FROM tomorrow, 28 to 30 May, the government of Japan, under the auspices of the United Nations and the World Bank, will host President John Agyekum Kufuor and 32 African countries to TICAD IV in Yokohama.
TICAD IV is the fourth meeting of the Tokyo International Conference on African Development which that government announced it would use to provide assistance to African countries in seven main areas.
With the theme of the conference as 'Towards a Vibrant Africa – A Continent of Hope and Opportunity', the government of Japan intends to collaborate with its Overseas Development Agencies (ODA) to tackle infrastructural, trade, investment, agricultural and other economic problems facing the African continent. These issues will top the agenda of the meeting.
Documents available to DAILY GUIDE show that also topping the agenda are issues of health care, education, peace building, humanitarian reconstruction development and issues related to climate change.
The outcome of TICAD IV would then be raised at the upcoming G8 summit in Touyako Hokkaido later in July this year, to which President Kufuor has been invited.
TICAD was formed in 1993 at a time when the international community's interest in Africa was starting to wane, and donor fatigue was setting in.
Since then, the conference has been held once every five years in Japan. Tomorrow's meeting would be the first occasion it is being held outside Tokyo.
Already, the government of Japan has announced in its media the seven top priority areas, which are road networks, electricity, agriculture and farm village development, tuberculosis, malaria, women and children health issues, education, safe drinking water, and peace building. President Kufuor arrived in Tokyo yesterday after a brief stop-over in London.
He attended his first TICAD summit in Tokyo in October 2003 (TICARD III), where he presented a paper on “TICAD and the Way Forward: An African Perspective”.
He is expected to make a case in support of the themes.
Especially, he will push for accelerated economic growth, increased partnership and assistance to achieve the Millennium Development Goals and prevention of conflicts on the continent, the key agenda when he was African Union (AU) chairman.
Japan recognised Ghana as a state on March 6, 1957, but to date, only 295 Japanese nationals reside in Ghana (October 2006 figures).

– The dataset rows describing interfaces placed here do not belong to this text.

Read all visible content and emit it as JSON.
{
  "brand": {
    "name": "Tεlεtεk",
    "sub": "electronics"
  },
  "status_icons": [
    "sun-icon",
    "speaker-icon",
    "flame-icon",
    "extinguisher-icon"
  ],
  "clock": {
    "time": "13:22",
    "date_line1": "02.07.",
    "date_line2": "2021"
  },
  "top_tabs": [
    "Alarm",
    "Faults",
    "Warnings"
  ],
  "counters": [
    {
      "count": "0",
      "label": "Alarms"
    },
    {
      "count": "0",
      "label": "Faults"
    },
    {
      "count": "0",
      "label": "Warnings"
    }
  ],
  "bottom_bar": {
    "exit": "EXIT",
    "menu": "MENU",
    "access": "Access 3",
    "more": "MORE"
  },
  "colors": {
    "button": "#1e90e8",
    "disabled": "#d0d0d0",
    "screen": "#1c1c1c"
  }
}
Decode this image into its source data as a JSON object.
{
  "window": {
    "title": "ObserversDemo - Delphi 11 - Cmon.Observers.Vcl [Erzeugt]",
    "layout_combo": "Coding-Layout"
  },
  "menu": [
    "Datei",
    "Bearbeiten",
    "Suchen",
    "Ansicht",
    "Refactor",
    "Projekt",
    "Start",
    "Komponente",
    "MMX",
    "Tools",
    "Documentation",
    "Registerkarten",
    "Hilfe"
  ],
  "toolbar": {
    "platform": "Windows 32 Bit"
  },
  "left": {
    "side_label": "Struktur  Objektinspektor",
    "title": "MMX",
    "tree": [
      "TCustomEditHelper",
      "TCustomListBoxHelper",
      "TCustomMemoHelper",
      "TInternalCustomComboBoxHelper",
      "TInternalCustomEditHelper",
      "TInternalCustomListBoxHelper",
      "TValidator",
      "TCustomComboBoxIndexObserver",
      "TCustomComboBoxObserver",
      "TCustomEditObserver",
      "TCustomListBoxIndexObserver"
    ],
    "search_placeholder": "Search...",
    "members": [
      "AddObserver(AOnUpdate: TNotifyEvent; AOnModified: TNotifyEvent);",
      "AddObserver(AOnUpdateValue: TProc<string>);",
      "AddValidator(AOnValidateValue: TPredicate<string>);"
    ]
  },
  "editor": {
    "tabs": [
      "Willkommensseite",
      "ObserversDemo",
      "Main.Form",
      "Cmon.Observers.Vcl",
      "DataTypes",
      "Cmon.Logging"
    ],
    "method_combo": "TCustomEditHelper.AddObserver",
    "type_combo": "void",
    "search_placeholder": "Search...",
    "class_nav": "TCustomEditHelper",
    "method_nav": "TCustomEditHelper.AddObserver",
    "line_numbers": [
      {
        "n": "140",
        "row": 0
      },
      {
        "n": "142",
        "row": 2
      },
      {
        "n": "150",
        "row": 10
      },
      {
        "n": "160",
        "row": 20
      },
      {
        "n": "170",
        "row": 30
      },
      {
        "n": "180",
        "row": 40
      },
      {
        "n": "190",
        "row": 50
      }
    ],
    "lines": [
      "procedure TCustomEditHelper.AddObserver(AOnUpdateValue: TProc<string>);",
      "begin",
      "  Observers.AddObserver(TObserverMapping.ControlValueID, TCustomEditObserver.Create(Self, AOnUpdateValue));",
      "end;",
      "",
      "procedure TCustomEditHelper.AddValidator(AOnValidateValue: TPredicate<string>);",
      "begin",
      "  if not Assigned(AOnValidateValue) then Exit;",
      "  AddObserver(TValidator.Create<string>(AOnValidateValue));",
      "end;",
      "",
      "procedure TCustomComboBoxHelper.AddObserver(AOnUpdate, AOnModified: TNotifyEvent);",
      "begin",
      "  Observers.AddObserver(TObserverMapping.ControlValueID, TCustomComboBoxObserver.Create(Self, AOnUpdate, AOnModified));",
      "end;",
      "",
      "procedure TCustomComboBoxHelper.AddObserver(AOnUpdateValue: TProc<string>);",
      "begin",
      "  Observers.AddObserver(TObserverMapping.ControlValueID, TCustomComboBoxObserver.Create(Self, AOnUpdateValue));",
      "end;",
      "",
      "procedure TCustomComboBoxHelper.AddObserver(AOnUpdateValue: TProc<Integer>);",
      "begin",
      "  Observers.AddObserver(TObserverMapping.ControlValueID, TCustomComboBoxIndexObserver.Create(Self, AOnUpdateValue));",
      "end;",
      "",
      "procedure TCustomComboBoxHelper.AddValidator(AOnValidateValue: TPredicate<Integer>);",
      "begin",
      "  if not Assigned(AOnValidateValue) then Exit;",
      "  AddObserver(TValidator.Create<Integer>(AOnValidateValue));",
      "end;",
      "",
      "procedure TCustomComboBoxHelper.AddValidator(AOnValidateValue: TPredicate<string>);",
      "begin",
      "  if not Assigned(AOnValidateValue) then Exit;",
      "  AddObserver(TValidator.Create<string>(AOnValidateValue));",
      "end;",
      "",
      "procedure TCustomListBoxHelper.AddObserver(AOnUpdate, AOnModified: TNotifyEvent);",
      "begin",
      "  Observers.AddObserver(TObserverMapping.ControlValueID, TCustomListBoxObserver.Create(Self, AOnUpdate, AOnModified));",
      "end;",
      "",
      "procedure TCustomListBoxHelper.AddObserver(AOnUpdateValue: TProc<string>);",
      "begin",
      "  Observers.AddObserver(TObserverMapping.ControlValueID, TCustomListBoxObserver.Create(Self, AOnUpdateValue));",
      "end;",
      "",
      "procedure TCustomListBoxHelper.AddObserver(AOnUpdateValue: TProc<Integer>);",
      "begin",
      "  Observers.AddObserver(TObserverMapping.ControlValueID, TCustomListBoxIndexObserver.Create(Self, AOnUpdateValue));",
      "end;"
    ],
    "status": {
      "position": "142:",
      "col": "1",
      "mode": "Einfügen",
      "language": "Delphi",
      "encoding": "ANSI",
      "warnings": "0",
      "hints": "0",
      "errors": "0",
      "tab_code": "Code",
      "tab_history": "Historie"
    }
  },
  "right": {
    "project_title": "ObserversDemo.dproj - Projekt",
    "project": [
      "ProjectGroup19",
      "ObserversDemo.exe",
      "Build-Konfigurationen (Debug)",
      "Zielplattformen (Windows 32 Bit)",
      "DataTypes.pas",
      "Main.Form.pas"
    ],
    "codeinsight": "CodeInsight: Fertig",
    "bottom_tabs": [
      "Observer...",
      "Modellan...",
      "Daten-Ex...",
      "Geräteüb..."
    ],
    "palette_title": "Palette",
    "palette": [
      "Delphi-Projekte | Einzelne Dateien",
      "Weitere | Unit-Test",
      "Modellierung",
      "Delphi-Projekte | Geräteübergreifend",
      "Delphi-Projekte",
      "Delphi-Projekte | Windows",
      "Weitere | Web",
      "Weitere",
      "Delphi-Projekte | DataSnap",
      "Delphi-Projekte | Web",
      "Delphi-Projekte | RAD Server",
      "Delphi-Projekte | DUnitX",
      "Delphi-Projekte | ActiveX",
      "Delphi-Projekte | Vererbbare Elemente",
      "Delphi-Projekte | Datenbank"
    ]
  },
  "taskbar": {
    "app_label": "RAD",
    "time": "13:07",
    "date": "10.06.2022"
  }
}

Japanese companies import from Ghana items such as cocoa, and marine products as squid and octopus, amounting to 9,287 million yen; while Ghana imports from Japan automobiles, tyre tube, machinery and others worth 10,559 million yen.
Since 1989, direct investment from Japan totals 300 million yen, while economic cooperation has yielded loans of 125 million yen, grants of 71 million yen and technical co-operation of 34 million yen.
The port city of Yokohama, which is hosting the event, is Japan's second largest city with a population of 3.6 million people.
President Kufuor will leave for Cape Town, South Africa to address the World Economic Forum on Africa at the end of tomorrow's meeting, on Saturday.
The World Economic Forum is a platform for addressing crucial economic and business issues in Africa and sharing of experiences on current trends in the world economy.
From Gina Blay, Yokohama, Japan